I provided feedback because I felt the product can be improved.

Here's an example of a language creating a local scope within the for loop

for ( int i = 0; i < 10; i++ )
printf("%d\n", i );
printf("%d"\n", i); // This should create a compile time error since i is not defined in this scope

I like the reply from cymplecy because it provides an easy way to explain the behavior.

Well, whatever floats your boat. I've just never understood the kind of teaching that's all about having a dozen variables all called x and making students try to figure out what they do. Or, as in your example, leaving out the braces and the indentation that would make the scope apparent.

When I was a high school teacher, and students would come to me with bugs they couldn't figure out, I had a rule that I wouldn't look at any program that had a variable named x. And when the students gave their variables self-documenting names, their bugs magically disappeared.

1 Like

I've enjoyed most aspects of Snap for teaching. I've been surprised with how well it works in most cases. The spaces for indentation were present before I hit reply and were then stripped, apparently leading spaces get removed on here. And yes, I do teach to use descriptive variable names. But, there will be students that use one letter variables or that change the i to clobber one of their own variables. Now I have a simple way to explain the behavior.

Okay. I'm glad you're enjoying Snap!.

The only thing I'm confused about is that the Control for loop's default variable is "i" but the Lists one is "item":

Oh, that's because with FOR EACH it's definitely a list you're iterating over, whereas with FOR you could be computing factorials or something.

for ( int i = 0; i < 10; i++ ) {
printf("%d\n", i );
}
printf("%d\n", i); // This should create a compile time error since i is not defined in this scope

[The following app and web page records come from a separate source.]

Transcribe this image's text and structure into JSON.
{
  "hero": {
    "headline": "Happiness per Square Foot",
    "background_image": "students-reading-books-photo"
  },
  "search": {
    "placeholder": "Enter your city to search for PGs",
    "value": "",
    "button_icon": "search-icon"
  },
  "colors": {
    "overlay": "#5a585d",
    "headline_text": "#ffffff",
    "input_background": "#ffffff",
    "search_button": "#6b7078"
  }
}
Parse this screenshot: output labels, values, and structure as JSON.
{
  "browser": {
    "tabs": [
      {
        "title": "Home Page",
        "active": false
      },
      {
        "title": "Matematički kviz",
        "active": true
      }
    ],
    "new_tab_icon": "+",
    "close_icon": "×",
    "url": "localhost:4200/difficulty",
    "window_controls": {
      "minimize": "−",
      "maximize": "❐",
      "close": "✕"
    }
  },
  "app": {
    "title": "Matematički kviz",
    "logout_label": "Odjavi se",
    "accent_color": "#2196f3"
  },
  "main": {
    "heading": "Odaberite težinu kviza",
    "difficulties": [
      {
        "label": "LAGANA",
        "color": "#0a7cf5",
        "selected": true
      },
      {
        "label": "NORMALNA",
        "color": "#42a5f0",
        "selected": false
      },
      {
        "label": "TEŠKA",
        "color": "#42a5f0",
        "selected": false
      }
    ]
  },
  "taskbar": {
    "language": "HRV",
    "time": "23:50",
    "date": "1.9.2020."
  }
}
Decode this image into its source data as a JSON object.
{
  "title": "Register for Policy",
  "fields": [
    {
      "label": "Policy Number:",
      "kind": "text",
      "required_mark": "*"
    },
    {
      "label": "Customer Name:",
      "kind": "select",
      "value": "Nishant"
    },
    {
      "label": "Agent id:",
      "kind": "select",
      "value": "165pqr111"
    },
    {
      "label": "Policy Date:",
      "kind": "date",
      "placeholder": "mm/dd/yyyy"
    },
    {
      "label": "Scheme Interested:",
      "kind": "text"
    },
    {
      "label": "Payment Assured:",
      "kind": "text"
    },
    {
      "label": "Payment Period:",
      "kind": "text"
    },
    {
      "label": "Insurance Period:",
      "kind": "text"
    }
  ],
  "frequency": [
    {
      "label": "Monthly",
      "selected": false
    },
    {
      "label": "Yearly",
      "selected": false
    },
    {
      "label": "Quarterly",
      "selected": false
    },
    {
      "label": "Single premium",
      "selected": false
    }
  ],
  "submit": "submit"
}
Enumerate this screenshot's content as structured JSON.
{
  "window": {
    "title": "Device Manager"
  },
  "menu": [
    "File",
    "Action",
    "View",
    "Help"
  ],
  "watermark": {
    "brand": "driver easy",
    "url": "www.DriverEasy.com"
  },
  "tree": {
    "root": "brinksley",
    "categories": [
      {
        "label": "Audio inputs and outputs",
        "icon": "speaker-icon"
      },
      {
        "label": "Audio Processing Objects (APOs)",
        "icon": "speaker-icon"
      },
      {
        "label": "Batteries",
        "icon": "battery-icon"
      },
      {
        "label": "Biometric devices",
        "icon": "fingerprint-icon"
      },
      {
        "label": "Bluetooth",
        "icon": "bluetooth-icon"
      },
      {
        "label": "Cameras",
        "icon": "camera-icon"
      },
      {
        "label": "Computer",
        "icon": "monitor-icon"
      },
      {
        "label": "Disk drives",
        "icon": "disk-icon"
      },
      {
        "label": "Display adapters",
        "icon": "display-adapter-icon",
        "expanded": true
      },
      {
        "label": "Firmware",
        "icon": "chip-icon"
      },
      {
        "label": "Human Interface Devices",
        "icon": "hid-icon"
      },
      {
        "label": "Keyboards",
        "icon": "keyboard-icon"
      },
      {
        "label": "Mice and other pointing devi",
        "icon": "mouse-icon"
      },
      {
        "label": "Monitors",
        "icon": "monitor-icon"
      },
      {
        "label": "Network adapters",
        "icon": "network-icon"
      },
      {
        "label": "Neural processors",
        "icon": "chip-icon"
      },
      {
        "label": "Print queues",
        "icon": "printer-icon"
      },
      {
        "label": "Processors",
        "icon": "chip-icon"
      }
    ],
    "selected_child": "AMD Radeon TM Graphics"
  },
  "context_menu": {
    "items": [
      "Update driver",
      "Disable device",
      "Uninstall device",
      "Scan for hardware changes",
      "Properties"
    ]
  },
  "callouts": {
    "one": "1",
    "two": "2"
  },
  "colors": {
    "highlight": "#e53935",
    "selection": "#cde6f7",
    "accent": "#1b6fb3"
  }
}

however, in python or javascript

for i in range(10):
print(i)
print('loop over')
print(i)


returns

1
2
3
4
5
6
7
8
9
loop over
9


}